The stack still contains most of the books from five summers ago.
Summer is just too full of life for sitting and reading.
Most of the time.
This summer I am participating in two book studies at church and, well, since I co-leading one of them, I really have to read the book and stay a little ahead of the rest of the readers.
Both of the books are stretching my thinking about the topics at hand. For the Summer Bible Study we are going through Hard Living People & Mainstream Christians. I have always struggled in ministry with "hard living people" as I have never been comfortable in those environments, but the book is causing me to readdress my thoughts about participation in the ministries and has broadened my understanding of hard living. The scripture also gives use firm commands from the Old Testament to the New Testament that we are responsible for all people - even and especially those who fit the category Christ called "the least of these."
For a socially progressive congregation, even using the term, "least of these" or "hard living" proves challenging. Who are we, after all, to label others?
The world labels people and we are naive to ignore that. Recognizing the reality in the world does not make us of the world, but to function in it, we have to adopt an appropriate language, appropriate behaviors, and appropriate attitudes. We have to get real.
We opened the discussion with stereotypes - stereotypes we have about hard living people, and thankfully, with participation of some people who fit the definition of hard living, we were able to get an honest take on the stereotypes they have about people in the church.
The world cuts both ways.
Sometimes it is hard to see that hard living people come in all types.
The same is true of Christians.
Maybe we have more in common than we think. The study so far has led me to believe this more deeply than I have in the past. I'm looking forward to learning much more as we get farther in the book.
The book focuses on hard living people in regards to difficult home situations, substance abuse, poverty, homelessness or under-housed situations.
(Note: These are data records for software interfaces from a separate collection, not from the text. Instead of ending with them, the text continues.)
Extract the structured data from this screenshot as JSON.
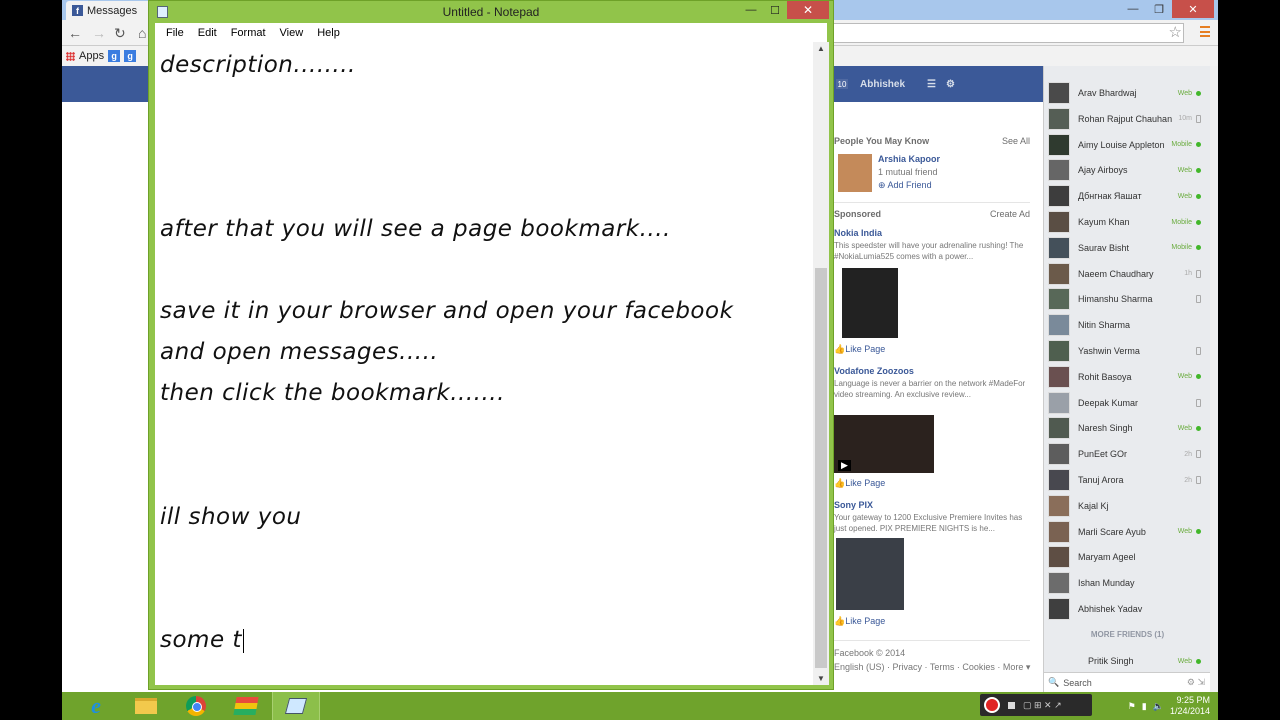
{
  "browser": {
    "tab_title": "Messages",
    "bookmark_apps": "Apps",
    "window_controls": {
      "minimize": "—",
      "maximize": "❐",
      "close": "✕"
    }
  },
  "notepad": {
    "title": "Untitled - Notepad",
    "menu": [
      "File",
      "Edit",
      "Format",
      "View",
      "Help"
    ],
    "lines": [
      "description........",
      "after that you will see a page bookmark....",
      "save it in your browser and open your facebook",
      "and open messages.....",
      "then click the bookmark.......",
      "ill show you",
      "some t"
    ]
  },
  "facebook": {
    "user_name": "Abhishek",
    "badge_count": "10",
    "people_you_may_know": {
      "heading": "People You May Know",
      "see_all": "See All",
      "name": "Arshia Kapoor",
      "mutual": "1 mutual friend",
      "add_friend": "Add Friend"
    },
    "sponsored": {
      "heading": "Sponsored",
      "create_ad": "Create Ad",
      "ads": [
        {
          "name": "Nokia India",
          "text": "This speedster will have your adrenaline rushing! The #NokiaLumia525 comes with a power...",
          "like": "Like Page"
        },
        {
          "name": "Vodafone Zoozoos",
          "text": "Language is never a barrier on the network #MadeFor video streaming. An exclusive review...",
          "like": "Like Page"
        },
        {
          "name": "Sony PIX",
          "text": "Your gateway to 1200 Exclusive Premiere Invites has just opened. PIX PREMIERE NIGHTS is he...",
          "like": "Like Page"
        }
      ]
    },
    "footer": {
      "copyright": "Facebook © 2014",
      "links": "English (US) · Privacy · Terms · Cookies · More ▾"
    }
  },
  "chat": {
    "friends": [
      {
        "name": "Arav Bhardwaj",
        "status": "Web",
        "indicator": "dot"
      },
      {
        "name": "Rohan Rajput Chauhan",
        "status": "10m",
        "indicator": "phone"
      },
      {
        "name": "Aimy Louise Appleton",
        "status": "Mobile",
        "indicator": "dot"
      },
      {
        "name": "Ajay Airboys",
        "status": "Web",
        "indicator": "dot"
      },
      {
        "name": "Дбнгнак Яашат",
        "status": "Web",
        "indicator": "dot"
      },
      {
        "name": "Kayum Khan",
        "status": "Mobile",
        "indicator": "dot"
      },
      {
        "name": "Saurav Bisht",
        "status": "Mobile",
        "indicator": "dot"
      },
      {
        "name": "Naeem Chaudhary",
        "status": "1h",
        "indicator": "phone"
      },
      {
        "name": "Himanshu Sharma",
        "status": "",
        "indicator": "phone"
      },
      {
        "name": "Nitin Sharma",
        "status": "",
        "indicator": "none"
      },
      {
        "name": "Yashwin Verma",
        "status": "",
        "indicator": "phone"
      },
      {
        "name": "Rohit Basoya",
        "status": "Web",
        "indicator": "dot"
      },
      {
        "name": "Deepak Kumar",
        "status": "",
        "indicator": "phone"
      },
      {
        "name": "Naresh Singh",
        "status": "Web",
        "indicator": "dot"
      },
      {
        "name": "PunEet GOr",
        "status": "2h",
        "indicator": "phone"
      },
      {
        "name": "Tanuj Arora",
        "status": "2h",
        "indicator": "phone"
      },
      {
        "name": "Kajal Kj",
        "status": "",
        "indicator": "none"
      },
      {
        "name": "Marli Scare Ayub",
        "status": "Web",
        "indicator": "dot"
      },
      {
        "name": "Maryam Ageel",
        "status": "",
        "indicator": "none"
      },
      {
        "name": "Ishan Munday",
        "status": "",
        "indicator": "none"
      },
      {
        "name": "Abhishek Yadav",
        "status": "",
        "indicator": "none"
      }
    ],
    "more_friends": "MORE FRIENDS (1)",
    "extra_friend": {
      "name": "Pritik Singh",
      "status": "Web"
    },
    "search_placeholder": "Search"
  },
  "taskbar": {
    "time": "9:25 PM",
    "date": "1/24/2014"
  }
}
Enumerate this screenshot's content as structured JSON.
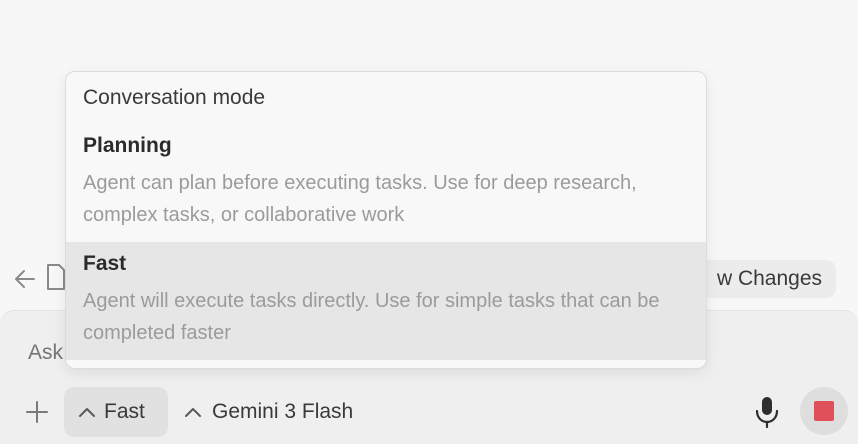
{
  "background": {
    "review_label": "w Changes"
  },
  "composer": {
    "placeholder": "Ask",
    "mode_label": "Fast",
    "model_label": "Gemini 3 Flash"
  },
  "popup": {
    "title": "Conversation mode",
    "options": [
      {
        "name": "Planning",
        "description": "Agent can plan before executing tasks. Use for deep research, complex tasks, or collaborative work",
        "highlighted": false
      },
      {
        "name": "Fast",
        "description": "Agent will execute tasks directly. Use for simple tasks that can be completed faster",
        "highlighted": true
      }
    ]
  },
  "colors": {
    "stop_button": "#e0505a",
    "highlight": "#e6e6e7"
  },
  "icons": {
    "back": "arrow-left-icon",
    "file": "file-icon",
    "plus": "plus-icon",
    "chevron": "chevron-up-icon",
    "mic": "microphone-icon",
    "stop": "stop-icon"
  }
}
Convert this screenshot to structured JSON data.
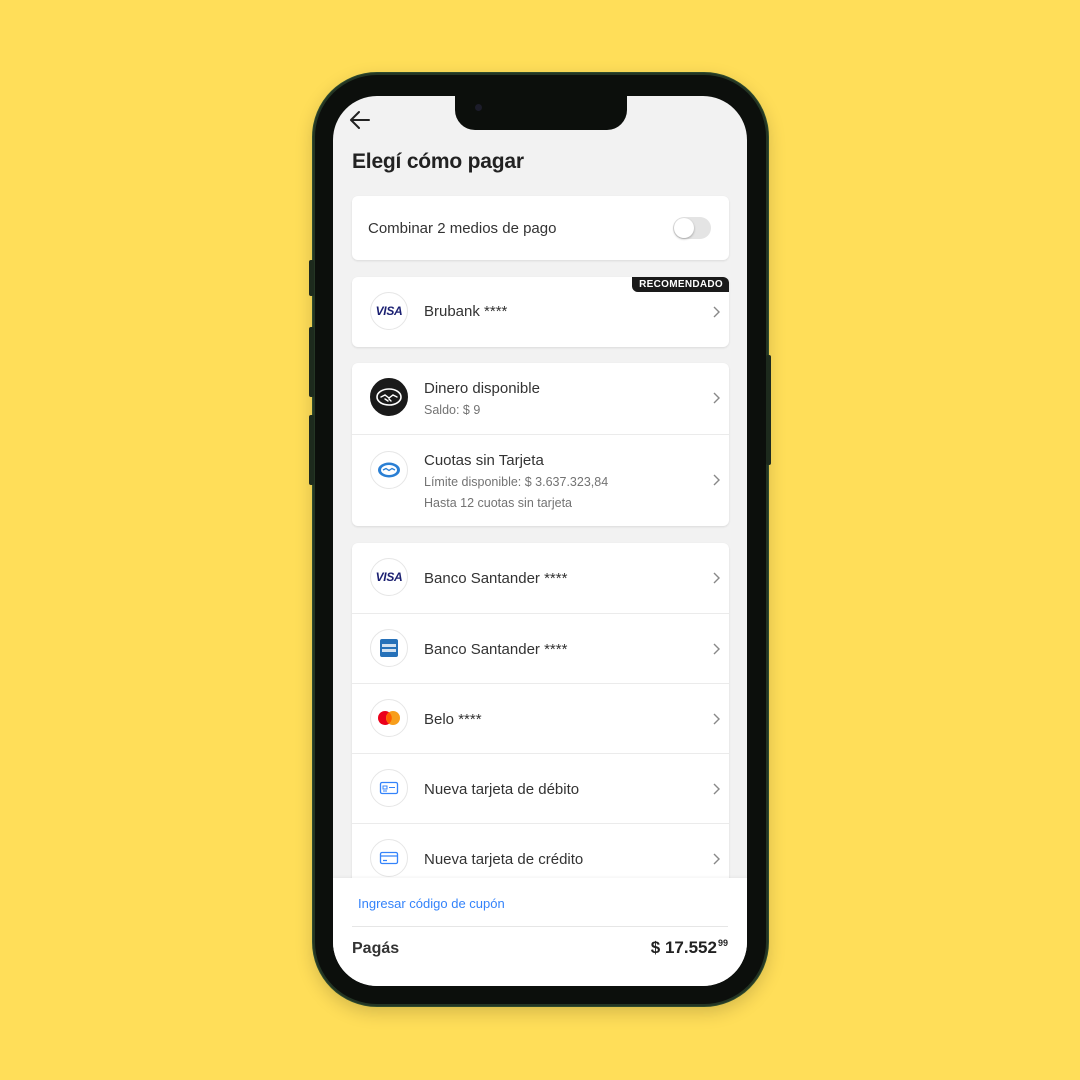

The more deeply I delve into that, I realize that I could be considered hard living. I do not have a difficult home situation, I don't abuse substances, I am not poor or homeless.
I am hard living in that I do not stop running from waking at 5:00 a.m. to bedtime between 10:00 and 11:00 p.m. most nights. I find it very difficult to give another person the attention they deserve when I am in their presence because my mind constantly runs ahead to the next thing I need to do. Something occupies my time from the moment of waking until sleep - from mundane chores to intense work, reading, study.
I like texting and online chat because it does not require my full attention. I can do six other things on the computer while chatting with twelve people at once.
I like planning events with friends. I like the many meetings outside of work in which I participate. I like the things I do.
They bring me much joy.
I am always exhausted and more of my personal relationship are superficial than I would like.
How much more joy could I have?
The people the book defines as "hard living" have much joy in their lives too. They just take joy in different things than I enjoy.
So far in the reading and discussions, the commonalities we have far outstrip the differences.
Maybe we have more in common than we think.